Published October 17, 2019
Eyes are turned to Rome these days, waiting to see what will come of the Amazonian Synod. The synod fathers, as everyone by now knows, have been flirting with the idea of ordaining married men so as to better serve the sacramental needs of the Amazonian people. Some remote villages only have a priest visit once or twice a year. At the same time, there are good reasons that many see the push to ordain viri probati as a stalking horse for a referendum on clerical celibacy far beyond Amazonia. If a shortage of priests is sufficient cause to ordain married men in the Amazon, why not do the same in Dublin or Munich.
Here in the States, arguments against the discipline of clerical celibacy often pop up in the context of the sexual abuse crisis. The most conspicuous example in this genre was a cover story in The Atlantic, a few months back, which ran under the title, “Abolish the Priesthood.” The article had far (far) less value as serious argument than it did as a cultural marker indicating just how much the perception of the Catholic priesthood has changed – among both Catholics and the wider public.
Since last summer, much of the discussion about the abuse crisis has focused on justice for victims, accountability for bishops, and the role laypeople can and must play in renewing the Church. There are obvious reasons for these emphases. Yet in a somewhat ironic twist, there has been less attention paid to the ways in which our priests have experienced the crisis.
For many of the priests I’ve spoken to, the last year has been a double trial. They have felt the same anger, frustration, and betrayal as the laymen and women they serve, but they have also had to carry the added knowledge that men with whom they share a fraternal bond committed these sins and crimes. Fairly or not, our priests are left to deal with the pastoral mess their brothers have made. They must be shepherds to sheep who have learned not to trust shepherds.
It’s not just the guilt-by-association (or at least suspicion-by-association) that our priests deal with; the fallout from the crisis has had real impacts on parish life. How many stories have you heard in recent months about Mass attendance being down? Or about parish involvement flagging? Or about weekly contributions in the collection basket drying up?
Most of the stories like this that I’ve heard are just that: stories. Anecdotes. It’s been less than 18 months since the McCarrick story broke. The long-term effects of the crisis are hard to discern. Are these challenges directly tied to the abuse crisis? How much do these challenges vary from parish to parish or diocese to diocese? Has the crisis been felt the same in wealthy suburban parishes as in poor urban or rural parishes? What about minority parishes?
What about our seminarians? What kind of men answer the Call at a time like this? And how do young men – seminarians and newly ordained priests – see things differently than priests who were ordained in a very different time, when the future of the Church in the United States seemed to be on a very different trajectory?

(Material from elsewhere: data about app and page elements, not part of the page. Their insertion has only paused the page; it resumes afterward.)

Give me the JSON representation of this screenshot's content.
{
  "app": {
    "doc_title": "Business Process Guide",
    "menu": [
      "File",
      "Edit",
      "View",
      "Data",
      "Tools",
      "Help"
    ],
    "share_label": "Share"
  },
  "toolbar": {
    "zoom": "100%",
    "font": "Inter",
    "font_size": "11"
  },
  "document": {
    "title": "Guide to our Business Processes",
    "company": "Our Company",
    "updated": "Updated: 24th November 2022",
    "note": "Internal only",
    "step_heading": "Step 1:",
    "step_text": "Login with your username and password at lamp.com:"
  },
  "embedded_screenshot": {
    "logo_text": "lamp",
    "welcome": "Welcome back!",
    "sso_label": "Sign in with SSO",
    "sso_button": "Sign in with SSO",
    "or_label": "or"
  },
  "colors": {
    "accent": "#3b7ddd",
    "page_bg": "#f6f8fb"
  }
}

I have lots of questions like these. If these questions interest you, too, permit me to make a little sales pitch.
Later this month, The Catholic Project (an initiative of the Catholic University of America, and where I serve as executive director) will host a panel discussion to look more closely at how our priests have experienced the fallout from the past year – and how they see the fallout from the past year affecting the future of the Church in the United States.

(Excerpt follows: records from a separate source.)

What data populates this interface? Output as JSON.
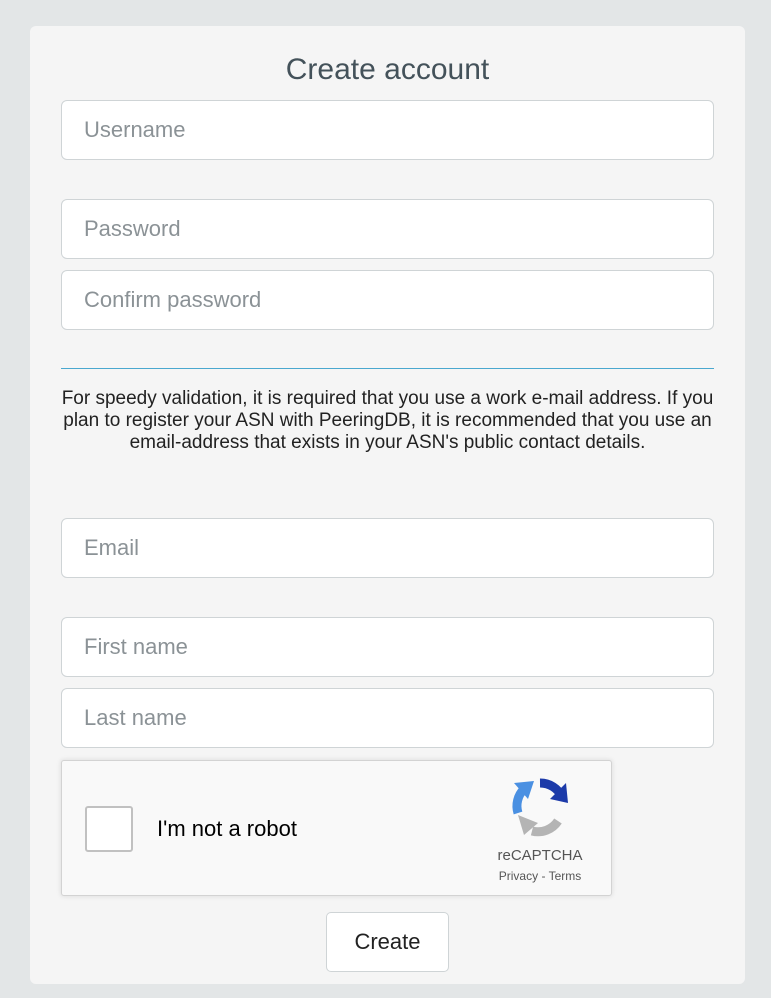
{
  "form": {
    "title": "Create account",
    "username_placeholder": "Username",
    "password_placeholder": "Password",
    "confirm_password_placeholder": "Confirm password",
    "email_notice": "For speedy validation, it is required that you use a work e-mail address. If you plan to register your ASN with PeeringDB, it is recommended that you use an email-address that exists in your ASN's public contact details.",
    "email_placeholder": "Email",
    "first_name_placeholder": "First name",
    "last_name_placeholder": "Last name",
    "submit_label": "Create"
  },
  "captcha": {
    "label": "I'm not a robot",
    "brand": "reCAPTCHA",
    "privacy_label": "Privacy",
    "separator": " - ",
    "terms_label": "Terms",
    "logo_icon": "recaptcha-logo-icon",
    "colors": {
      "blue": "#1c3aa9",
      "light_blue": "#4a90e2",
      "grey": "#b4b4b4"
    }
  },
  "colors": {
    "background": "#e3e6e7",
    "card": "#f5f5f5",
    "divider": "#4aa8cf",
    "title": "#44525a"
  }
}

I’ve invited four priests from the Diocese of Arlington and the Archdiocese of Washington to participate, and I know you’ll find they have some very interesting – even unexpected – things to say. If the Church is a field hospital, these men are combat medics.
Fr. Paul Scalia is Vicar for Clergy in the Diocese of Arlington and Pastor of Saint James Parish in Falls Church, Virginia. Readers of The Catholic Thing will know him well. You might also know Fr. Carter Griffin, the rector of St. John Paul II Seminary in the Archdiocese of Washington. He is the author of Why Celibacy: Reclaiming the Fatherhood of the Priest, published earlier this year.
Our other two panelists are both young priests of the Archdiocese of Washington. Fr. Matthew Fish is administrator of Holy Family Church and School in Hillcrest Heights, Maryland. He’s one of the savviest and most interesting young priests I know. (If you’re on Twitter, he’s definitely worth following.) Fr. Robert Boxie III was born and raised in southwest Louisiana and came to the Washington area after finishing law school at Harvard. He is currently the parochial vicar at St. Joseph Catholic Church in Largo, Maryland.
The panel will take place on October 29, at 7:00 in the evening, Eastern Time. If you’ll be in DC, you’re welcome to attend; just make sure you register. For the rest of you, the whole event will be live-streamed. All the details and links to register for live-streaming are available here.
I sincerely hope you will be able to join us.
© 2019 The Catholic Thing.
Stephen P. White is a fellow in Catholic Studies at the Ethics and Public Policy Center in Washington.